WHAT YOU WILL DO:
Search for the word "settings" in the entries. Each line that holds it should be copied.

EXTRACTED MATERIAL:

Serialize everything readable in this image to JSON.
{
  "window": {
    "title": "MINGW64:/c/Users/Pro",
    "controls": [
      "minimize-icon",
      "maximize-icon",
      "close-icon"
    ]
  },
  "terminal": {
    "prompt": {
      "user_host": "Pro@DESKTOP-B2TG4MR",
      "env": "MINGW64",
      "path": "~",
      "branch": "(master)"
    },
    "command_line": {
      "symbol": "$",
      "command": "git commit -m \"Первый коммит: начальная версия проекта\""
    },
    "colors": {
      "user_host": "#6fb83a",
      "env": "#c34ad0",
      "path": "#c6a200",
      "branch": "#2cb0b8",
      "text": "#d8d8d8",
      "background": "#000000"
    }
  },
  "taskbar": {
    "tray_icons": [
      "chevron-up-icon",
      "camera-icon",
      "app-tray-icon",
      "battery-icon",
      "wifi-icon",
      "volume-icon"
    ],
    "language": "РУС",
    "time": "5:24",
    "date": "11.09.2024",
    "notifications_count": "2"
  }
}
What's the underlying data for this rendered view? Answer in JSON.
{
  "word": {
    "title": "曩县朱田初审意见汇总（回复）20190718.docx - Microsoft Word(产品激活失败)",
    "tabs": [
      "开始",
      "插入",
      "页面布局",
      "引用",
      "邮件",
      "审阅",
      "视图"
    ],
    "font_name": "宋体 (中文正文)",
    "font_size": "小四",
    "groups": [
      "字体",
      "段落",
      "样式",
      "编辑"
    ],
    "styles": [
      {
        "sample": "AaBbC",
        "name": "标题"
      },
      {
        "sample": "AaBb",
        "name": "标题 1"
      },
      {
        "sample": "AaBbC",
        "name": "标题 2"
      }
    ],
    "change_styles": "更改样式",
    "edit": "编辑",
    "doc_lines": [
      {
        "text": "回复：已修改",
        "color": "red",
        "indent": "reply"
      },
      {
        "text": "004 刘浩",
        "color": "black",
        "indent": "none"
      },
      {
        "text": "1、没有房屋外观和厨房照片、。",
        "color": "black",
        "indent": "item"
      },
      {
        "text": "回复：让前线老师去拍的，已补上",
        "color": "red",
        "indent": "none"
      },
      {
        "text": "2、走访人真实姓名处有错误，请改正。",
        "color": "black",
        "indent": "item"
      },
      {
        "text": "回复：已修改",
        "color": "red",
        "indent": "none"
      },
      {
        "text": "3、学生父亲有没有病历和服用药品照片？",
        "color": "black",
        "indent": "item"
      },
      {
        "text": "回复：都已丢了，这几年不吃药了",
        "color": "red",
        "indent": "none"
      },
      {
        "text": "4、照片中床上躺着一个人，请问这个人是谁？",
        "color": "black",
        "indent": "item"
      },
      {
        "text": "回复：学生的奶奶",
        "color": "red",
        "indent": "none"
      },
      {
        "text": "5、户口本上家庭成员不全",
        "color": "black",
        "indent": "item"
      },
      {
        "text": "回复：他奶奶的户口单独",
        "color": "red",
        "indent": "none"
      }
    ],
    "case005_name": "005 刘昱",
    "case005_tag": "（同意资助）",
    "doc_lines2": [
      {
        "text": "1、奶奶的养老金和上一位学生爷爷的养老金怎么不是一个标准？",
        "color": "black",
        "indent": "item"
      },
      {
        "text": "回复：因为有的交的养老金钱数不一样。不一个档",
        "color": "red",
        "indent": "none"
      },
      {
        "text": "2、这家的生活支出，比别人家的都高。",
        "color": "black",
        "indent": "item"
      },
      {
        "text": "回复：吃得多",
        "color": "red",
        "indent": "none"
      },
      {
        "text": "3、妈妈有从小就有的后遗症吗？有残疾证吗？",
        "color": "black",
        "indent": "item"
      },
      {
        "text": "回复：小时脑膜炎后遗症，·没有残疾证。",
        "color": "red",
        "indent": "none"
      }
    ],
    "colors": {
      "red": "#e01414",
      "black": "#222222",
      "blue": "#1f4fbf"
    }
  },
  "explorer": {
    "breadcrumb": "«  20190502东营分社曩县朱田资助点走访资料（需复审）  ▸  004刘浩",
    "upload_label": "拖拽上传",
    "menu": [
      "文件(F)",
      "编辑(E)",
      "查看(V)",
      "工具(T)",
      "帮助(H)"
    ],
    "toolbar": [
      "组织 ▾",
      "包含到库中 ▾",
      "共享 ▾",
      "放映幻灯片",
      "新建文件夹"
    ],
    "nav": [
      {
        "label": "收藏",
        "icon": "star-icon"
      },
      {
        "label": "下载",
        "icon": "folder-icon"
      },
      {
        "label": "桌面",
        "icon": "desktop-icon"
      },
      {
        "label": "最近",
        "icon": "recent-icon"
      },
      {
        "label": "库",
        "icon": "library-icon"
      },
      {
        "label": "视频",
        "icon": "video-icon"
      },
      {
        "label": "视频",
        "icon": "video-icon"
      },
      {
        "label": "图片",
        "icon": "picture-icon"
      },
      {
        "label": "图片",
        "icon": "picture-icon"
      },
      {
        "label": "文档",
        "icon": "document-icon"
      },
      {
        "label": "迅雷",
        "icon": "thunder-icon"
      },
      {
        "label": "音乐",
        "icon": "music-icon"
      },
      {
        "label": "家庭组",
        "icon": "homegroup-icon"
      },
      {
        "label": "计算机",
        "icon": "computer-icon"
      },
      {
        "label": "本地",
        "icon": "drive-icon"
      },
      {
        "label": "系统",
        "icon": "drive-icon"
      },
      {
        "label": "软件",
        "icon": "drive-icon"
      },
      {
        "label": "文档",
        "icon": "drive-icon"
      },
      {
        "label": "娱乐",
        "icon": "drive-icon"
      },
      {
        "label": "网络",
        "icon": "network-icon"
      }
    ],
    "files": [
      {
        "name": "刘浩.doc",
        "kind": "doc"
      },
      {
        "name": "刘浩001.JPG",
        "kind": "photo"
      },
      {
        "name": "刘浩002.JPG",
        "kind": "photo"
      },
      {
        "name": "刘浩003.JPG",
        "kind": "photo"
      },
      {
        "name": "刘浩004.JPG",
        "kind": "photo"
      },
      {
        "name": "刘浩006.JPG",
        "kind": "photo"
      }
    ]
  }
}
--
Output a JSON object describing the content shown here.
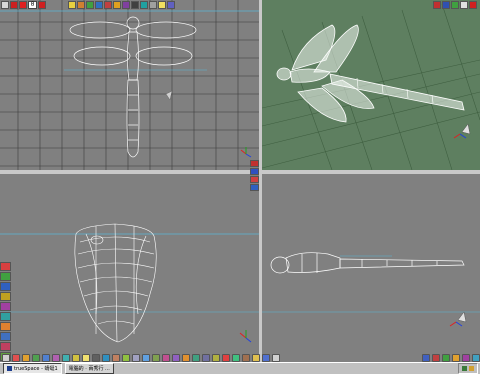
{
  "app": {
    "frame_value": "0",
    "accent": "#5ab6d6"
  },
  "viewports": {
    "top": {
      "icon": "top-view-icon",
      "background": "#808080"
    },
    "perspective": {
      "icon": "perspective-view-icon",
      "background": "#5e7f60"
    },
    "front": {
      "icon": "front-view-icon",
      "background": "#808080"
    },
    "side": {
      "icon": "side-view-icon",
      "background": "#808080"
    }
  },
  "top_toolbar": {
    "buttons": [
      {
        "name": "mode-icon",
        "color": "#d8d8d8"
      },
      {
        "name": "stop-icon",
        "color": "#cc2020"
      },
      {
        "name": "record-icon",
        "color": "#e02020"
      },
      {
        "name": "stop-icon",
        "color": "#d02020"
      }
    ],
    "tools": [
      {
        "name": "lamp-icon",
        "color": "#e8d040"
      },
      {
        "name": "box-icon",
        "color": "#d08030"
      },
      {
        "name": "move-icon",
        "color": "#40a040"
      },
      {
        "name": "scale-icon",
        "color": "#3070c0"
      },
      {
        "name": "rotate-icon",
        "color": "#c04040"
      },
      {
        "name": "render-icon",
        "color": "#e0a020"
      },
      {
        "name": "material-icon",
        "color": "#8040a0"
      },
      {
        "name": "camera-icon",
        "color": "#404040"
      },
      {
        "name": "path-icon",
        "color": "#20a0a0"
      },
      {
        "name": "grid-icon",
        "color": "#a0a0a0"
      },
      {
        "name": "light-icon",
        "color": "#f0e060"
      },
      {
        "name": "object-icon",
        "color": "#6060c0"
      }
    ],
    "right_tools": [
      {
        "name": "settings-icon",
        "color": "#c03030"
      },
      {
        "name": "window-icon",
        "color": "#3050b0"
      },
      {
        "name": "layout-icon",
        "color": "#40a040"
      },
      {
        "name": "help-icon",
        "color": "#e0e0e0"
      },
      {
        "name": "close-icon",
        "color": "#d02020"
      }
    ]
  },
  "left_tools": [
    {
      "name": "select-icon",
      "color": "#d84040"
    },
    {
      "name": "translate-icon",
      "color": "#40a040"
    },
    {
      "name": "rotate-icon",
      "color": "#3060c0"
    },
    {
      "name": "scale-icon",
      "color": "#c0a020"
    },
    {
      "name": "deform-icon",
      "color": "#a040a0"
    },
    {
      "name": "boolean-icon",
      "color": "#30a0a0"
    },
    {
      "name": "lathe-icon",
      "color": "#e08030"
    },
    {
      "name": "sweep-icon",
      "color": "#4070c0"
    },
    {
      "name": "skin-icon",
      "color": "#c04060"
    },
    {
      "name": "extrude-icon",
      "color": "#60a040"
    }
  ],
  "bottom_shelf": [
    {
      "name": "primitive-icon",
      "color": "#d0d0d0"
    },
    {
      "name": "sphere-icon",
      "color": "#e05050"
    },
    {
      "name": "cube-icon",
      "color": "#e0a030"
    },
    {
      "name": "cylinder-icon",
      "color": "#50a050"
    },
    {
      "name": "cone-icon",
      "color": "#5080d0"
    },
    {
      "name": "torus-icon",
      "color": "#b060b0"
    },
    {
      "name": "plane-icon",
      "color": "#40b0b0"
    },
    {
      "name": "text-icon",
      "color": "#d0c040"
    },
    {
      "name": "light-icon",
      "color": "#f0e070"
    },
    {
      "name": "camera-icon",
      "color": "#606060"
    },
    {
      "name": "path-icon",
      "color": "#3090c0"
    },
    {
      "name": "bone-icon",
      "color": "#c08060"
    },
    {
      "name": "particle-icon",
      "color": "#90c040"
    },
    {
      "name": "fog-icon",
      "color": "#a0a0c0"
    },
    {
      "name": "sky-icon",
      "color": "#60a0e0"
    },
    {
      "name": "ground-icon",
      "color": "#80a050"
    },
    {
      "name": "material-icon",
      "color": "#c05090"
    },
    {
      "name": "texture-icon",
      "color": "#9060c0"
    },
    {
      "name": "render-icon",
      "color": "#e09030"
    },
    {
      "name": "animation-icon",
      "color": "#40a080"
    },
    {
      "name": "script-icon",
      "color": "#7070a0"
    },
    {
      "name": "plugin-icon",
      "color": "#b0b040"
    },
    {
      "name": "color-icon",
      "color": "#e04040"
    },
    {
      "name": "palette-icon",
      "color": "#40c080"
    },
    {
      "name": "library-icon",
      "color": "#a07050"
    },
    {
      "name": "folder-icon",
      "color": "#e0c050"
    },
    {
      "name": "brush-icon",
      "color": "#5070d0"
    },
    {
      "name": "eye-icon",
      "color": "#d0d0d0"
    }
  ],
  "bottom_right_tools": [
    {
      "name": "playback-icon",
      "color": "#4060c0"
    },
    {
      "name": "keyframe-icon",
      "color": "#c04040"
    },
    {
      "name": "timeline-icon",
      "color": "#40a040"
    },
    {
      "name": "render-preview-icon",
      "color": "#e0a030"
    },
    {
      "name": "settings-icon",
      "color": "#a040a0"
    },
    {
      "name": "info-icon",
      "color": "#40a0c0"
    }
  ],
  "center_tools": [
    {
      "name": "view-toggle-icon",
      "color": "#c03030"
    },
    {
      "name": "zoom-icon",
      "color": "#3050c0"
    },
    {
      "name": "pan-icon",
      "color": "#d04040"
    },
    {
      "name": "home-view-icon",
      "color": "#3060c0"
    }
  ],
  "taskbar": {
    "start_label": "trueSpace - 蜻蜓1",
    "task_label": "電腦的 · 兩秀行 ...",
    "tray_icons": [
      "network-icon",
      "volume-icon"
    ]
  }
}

SOLUTION TO THE EXERCISE:
        "name": "settings-icon",
      "name": "settings-icon",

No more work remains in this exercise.